Wehner wrote speeches for George W Bush, arguably the worst president in living memory, but even he is appalled by Trump. “At its core, Christianity teaches that everyone, no matter at what station or in what season in life, has inherent dignity and worth,” he says. Trumpism defies that. “In embracing it, Evangelical Christians are doing incalculable damage to their witness.”

28-dump-trump-reuters.jpg
Trump and his policies are by no means popular across the whole of the US (Reuters)

But as one man at a Trump rally in Oklahoma put it: “You’re voting for a president; you’re not necessarily voting for a pastor. He’s not necessarily orthodox, but I like the fact that he’s strong.”

Trump showed off his strength by starting a fight with the Pope, who he said didn’t understand the problem of America’s open border with Mexico. Trump wants to solve it with a huge wall. The Pope fought back: “A person who thinks only about building walls, wherever they may be, and not of building bridges, is not Christian. This is not the Gospel.” Trump told the Pope he’d soon come running for help if Islamic State blew up the Vatican. 

For many American Evangelicals, picking a fight with the Pope is a badge of honour. Some of them really do believe he is the Antichrist. Then there are the Christians of all denominations, including Catholics, who worry that the Pope is too liberal. Nobody can say that about The Donald.

British Evangelicals are mostly baffled and embarrassed by what their fellow believers are up to in America, but few leaders here have spoken out against him.

The Archbishop of Canterbury, Justin Welby, who has Evangelical roots, gave a rather measured English response to the prospect of President Trump: “It would certainly be very challenging, wouldn’t it?”

So it’s left to Jim Wallis, on the frontline in Washington, to tell it like it is. “White Evangelical Christians who support Donald Trump are the demonstration of how racism trumps religion – pun intended,” he says.

“White has trumped Christian. Sociology has trumped theology. Bigotry has trumped the Bible. Many Christians are acting more white than Christian.”

This taps into the deep-rooted problem of racism explored in his book. “Trump’s campaign is the death knell of white supremacy, which will keep fighting for power; and he has shown that white supremacy is very much alive in America as both an ideology and an idol.”

However, Wallis does find hope in the deeper values of the American people, and those believers who are raising their voices against Trump. “The Bible says that idols separate us from God; so white supremacy separates white Christians from God. But black, brown, young and many other white Christians will help America see that our diversity is a gift and creation from God; a blessing and not a threat.”

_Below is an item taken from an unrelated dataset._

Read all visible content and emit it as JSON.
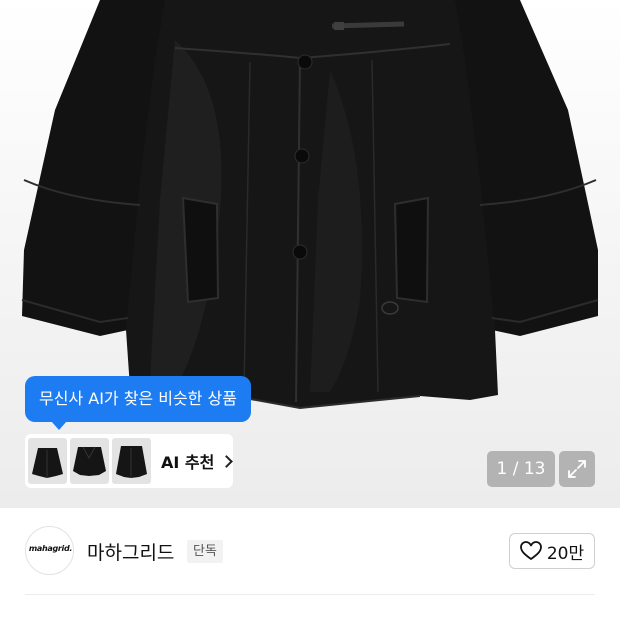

The rest of the world can only watch and pray that he is right.

Comments